Using a mouse xenograft model, researchers from the University of Nebraska Medical Center showed that CXCR1 and CXCR2 receptors are important in the progression of melanoma, the most aggressive form of skin cancer. The study, which is published in the May 12th issue of the journal, investigated the effect of overexpression of CXCR1 or CXCR2 in two different human melanoma cell lines – one non-tumourigenic and the other with low tumourigenicity. Both cell lines showed low endogenous expression of the receptors. Both CXCR1- or CXCR2-overexpressing melanoma cells showed enhanced proliferation, chemotaxis and invasiveness in vitro. In vivo, overexpression induced tumourigenicity in the non- tumourigenic cell line and significantly enhanced tumour growth in the low-tumourigenic cell line. Tumours generated from CXCR1- or CXCR2-overexpressing melanoma cells showed significantly increased tumour cell proliferation and microvessel density as well as reduced apoptosis, indicating an essential role for the receptors in growth, survival, motility and invasion of human melanoma.
The second study, published in the 12th May advance online edition of the journal, investigated the effect of CXCR3 receptors on the metastasis of colorectal cancer (CRC). Liver and lung metastases are the main cause of death from colorectal cancer and the study looked at the ability of CXCR3-expressing CRC cell lines from humans or mice to induce metastases in immunodeficient and immunocompetent mice, respectively.
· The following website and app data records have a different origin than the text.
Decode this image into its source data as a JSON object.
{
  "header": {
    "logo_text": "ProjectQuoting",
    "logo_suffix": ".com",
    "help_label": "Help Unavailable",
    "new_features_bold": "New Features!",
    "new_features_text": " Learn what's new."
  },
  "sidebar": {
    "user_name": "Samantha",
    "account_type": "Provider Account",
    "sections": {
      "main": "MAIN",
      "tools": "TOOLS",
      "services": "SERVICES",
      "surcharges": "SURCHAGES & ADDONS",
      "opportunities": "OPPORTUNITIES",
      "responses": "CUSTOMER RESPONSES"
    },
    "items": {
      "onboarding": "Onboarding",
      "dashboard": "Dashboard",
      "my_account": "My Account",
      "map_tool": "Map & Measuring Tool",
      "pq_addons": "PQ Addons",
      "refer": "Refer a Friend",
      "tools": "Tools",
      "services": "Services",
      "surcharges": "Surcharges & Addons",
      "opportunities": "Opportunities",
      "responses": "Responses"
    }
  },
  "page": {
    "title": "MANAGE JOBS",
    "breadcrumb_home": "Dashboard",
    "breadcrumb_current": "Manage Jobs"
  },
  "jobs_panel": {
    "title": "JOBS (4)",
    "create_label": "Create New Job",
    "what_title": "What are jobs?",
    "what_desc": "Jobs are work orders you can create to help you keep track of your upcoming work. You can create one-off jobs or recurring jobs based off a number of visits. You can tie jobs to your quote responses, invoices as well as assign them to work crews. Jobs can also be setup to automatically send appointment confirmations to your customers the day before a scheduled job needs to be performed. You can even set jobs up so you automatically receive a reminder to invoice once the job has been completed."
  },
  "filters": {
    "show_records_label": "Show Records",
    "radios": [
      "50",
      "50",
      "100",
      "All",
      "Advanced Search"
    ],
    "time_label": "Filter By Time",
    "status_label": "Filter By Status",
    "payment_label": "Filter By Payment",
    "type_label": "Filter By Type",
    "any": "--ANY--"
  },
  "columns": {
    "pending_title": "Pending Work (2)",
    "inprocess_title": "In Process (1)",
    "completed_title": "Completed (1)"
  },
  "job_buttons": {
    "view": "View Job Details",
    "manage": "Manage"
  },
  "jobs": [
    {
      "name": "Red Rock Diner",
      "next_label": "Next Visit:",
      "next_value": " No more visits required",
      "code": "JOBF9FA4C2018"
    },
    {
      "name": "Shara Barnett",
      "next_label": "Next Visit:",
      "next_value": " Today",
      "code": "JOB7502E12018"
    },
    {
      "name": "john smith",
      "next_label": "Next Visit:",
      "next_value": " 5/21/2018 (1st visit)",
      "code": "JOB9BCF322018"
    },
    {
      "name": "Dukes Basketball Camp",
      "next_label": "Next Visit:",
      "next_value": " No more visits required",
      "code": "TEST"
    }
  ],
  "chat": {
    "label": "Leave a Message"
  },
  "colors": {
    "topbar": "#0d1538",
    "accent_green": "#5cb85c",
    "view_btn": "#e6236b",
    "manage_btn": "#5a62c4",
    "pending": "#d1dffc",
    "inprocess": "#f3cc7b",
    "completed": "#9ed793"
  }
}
In vitro, activation of CXCR3 on both human and mouse CRC cells by its cognate ligands induced migratory and growth responses which could be blocked by the CXCR3 receptor antagonist, AMG487. In vivo, preventative or curative treatment with AMG487 markedly inhibited implantation and growth of both human and mouse CRC cells in the lung, but had no effect on metastases affecting the liver.